> _Description of the task_
The result should be an exact copy of every record, with no pictures kept.

> _Data shown_
-=-=-=-=-

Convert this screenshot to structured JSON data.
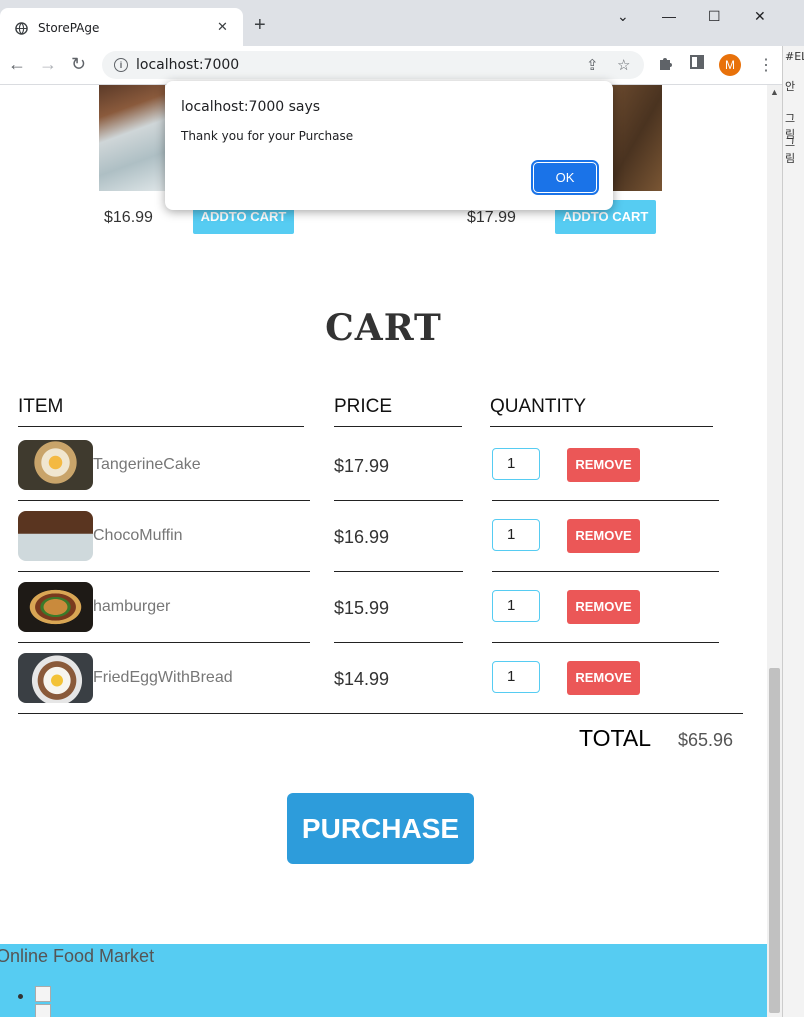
{
  "browser": {
    "tab_title": "StorePAge",
    "tab_close": "✕",
    "new_tab": "+",
    "url": "localhost:7000",
    "profile_initial": "M",
    "window_controls": [
      "⌄",
      "—",
      "☐",
      "✕"
    ],
    "side_text": [
      "#EL",
      "안",
      "그림",
      "그림"
    ]
  },
  "shop": {
    "items": [
      {
        "price": "$16.99",
        "button": "ADDTO CART"
      },
      {
        "price": "$17.99",
        "button": "ADDTO CART"
      }
    ]
  },
  "cart": {
    "title": "CART",
    "headers": {
      "item": "ITEM",
      "price": "PRICE",
      "quantity": "QUANTITY"
    },
    "rows": [
      {
        "name": "TangerineCake",
        "price": "$17.99",
        "quantity": "1",
        "remove": "REMOVE"
      },
      {
        "name": "ChocoMuffin",
        "price": "$16.99",
        "quantity": "1",
        "remove": "REMOVE"
      },
      {
        "name": "hamburger",
        "price": "$15.99",
        "quantity": "1",
        "remove": "REMOVE"
      },
      {
        "name": "FriedEggWithBread",
        "price": "$14.99",
        "quantity": "1",
        "remove": "REMOVE"
      }
    ],
    "total_label": "TOTAL",
    "total_value": "$65.96",
    "purchase": "PURCHASE"
  },
  "footer": {
    "title": "Online Food Market"
  },
  "dialog": {
    "title": "localhost:7000 says",
    "message": "Thank you for your Purchase",
    "ok": "OK"
  }
}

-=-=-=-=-

> _Answer section_
Convert this screenshot to structured JSON data.
{
  "browser": {
    "tab_title": "StorePAge",
    "tab_close": "✕",
    "new_tab": "+",
    "url": "localhost:7000",
    "profile_initial": "M",
    "window_controls": [
      "⌄",
      "—",
      "☐",
      "✕"
    ],
    "side_text": [
      "#EL",
      "안",
      "그림",
      "그림"
    ]
  },
  "shop": {
    "items": [
      {
        "price": "$16.99",
        "button": "ADDTO CART"
      },
      {
        "price": "$17.99",
        "button": "ADDTO CART"
      }
    ]
  },
  "cart": {
    "title": "CART",
    "headers": {
      "item": "ITEM",
      "price": "PRICE",
      "quantity": "QUANTITY"
    },
    "rows": [
      {
        "name": "TangerineCake",
        "price": "$17.99",
        "quantity": "1",
        "remove": "REMOVE"
      },
      {
        "name": "ChocoMuffin",
        "price": "$16.99",
        "quantity": "1",
        "remove": "REMOVE"
      },
      {
        "name": "hamburger",
        "price": "$15.99",
        "quantity": "1",
        "remove": "REMOVE"
      },
      {
        "name": "FriedEggWithBread",
        "price": "$14.99",
        "quantity": "1",
        "remove": "REMOVE"
      }
    ],
    "total_label": "TOTAL",
    "total_value": "$65.96",
    "purchase": "PURCHASE"
  },
  "footer": {
    "title": "Online Food Market"
  },
  "dialog": {
    "title": "localhost:7000 says",
    "message": "Thank you for your Purchase",
    "ok": "OK"
  }
}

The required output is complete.